Moore, B. A., & Klinger, J. K. (2014). Considering the needs of English Language Learner populations: An examination of the population validity of reading intervention research. Journal of Learning Disabilities, 47(5), 391-408.

Noguerón-Liu, S. (2020). Expanding the knowledge base in literacy instruction and assessment: Biliteracy and translanguaging perspectives from families, communities, and classrooms. Reading Research Quarterly, 55(S1), S307-S318.

Odegard, T. N. (2020). Structured Literacy is exemplified by an explicit approach to teaching. Perspectives on Language and Literacy, 46(1), 21-23.

Paris, S. G. (2005). Reinterpreting the development of reading skills. Reading Research Quarterly, 40(2), 184-2020.

Reutzel, D. R., Child, A., Jones, C. D., & Clark, S. K. (2014). Explicit instruction in core reading programs. The Elementary School Journal, 114(3), 406-430.

Spear-Swerling, L. (2019). Structured literacy and typical literacy practices: Understanding differences to create instructional opportunities. Teaching Exceptional Children, 51(3), 201-211.

Stemhagen, K., & Nomi, B. C. (2021). Scientifically based research and teacher agency: Combating “conspiracies of certainty.” Democracy and Education, 29(2), 1-9.

Strauss, S. L., Goodman, K. S., & Paulson, E. J. (2009). Brain research and reading: How emerging concepts in neuroscience support a meaning construction view of the reading process. Educational Research and Review, 4(2), 021-033.

Thorius, K. K., & Sullivan, A. L. (2013). Interrogating instruction and intervention in RTI research with students identified as English Language Learners. Reading & Writing Quarterly, 29(1), 64-88.

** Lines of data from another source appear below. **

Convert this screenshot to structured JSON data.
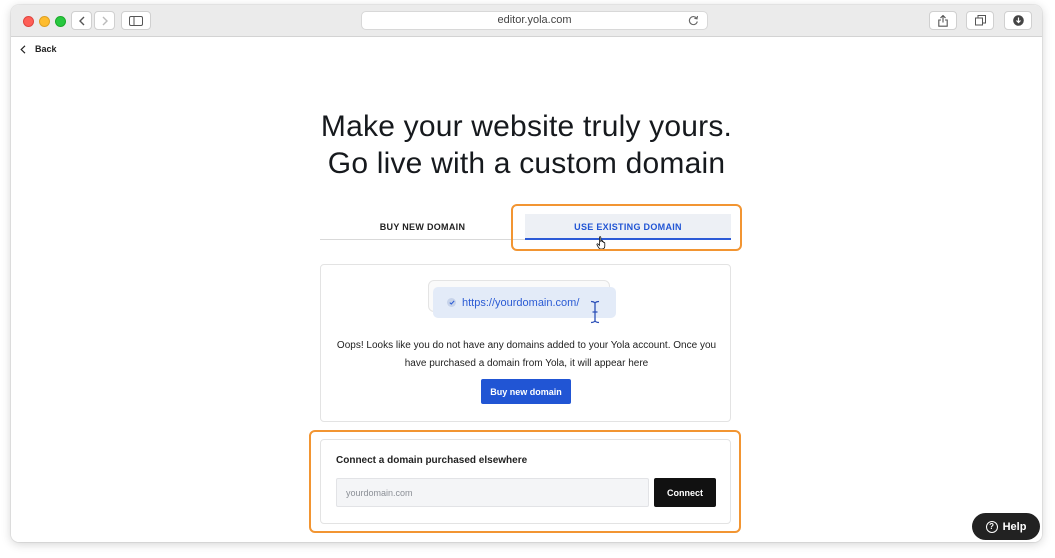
{
  "browser": {
    "url": "editor.yola.com"
  },
  "nav": {
    "back_label": "Back"
  },
  "hero": {
    "line1": "Make your website truly yours.",
    "line2": "Go live with a custom domain"
  },
  "tabs": [
    {
      "label": "BUY NEW DOMAIN",
      "active": false
    },
    {
      "label": "USE EXISTING DOMAIN",
      "active": true
    }
  ],
  "existing": {
    "url_example": "https://yourdomain.com/",
    "message": "Oops! Looks like you do not have any domains added to your Yola account. Once you have purchased a domain from Yola, it will appear here",
    "buy_button": "Buy new domain"
  },
  "connect": {
    "title": "Connect a domain purchased elsewhere",
    "input_placeholder": "yourdomain.com",
    "input_value": "",
    "button": "Connect"
  },
  "help": {
    "label": "Help"
  },
  "colors": {
    "accent": "#2155d4",
    "highlight": "#f29532",
    "dark_button": "#111111"
  }
}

You need to add a widget, row, or prebuilt layout before you’ll see anything here. 🙂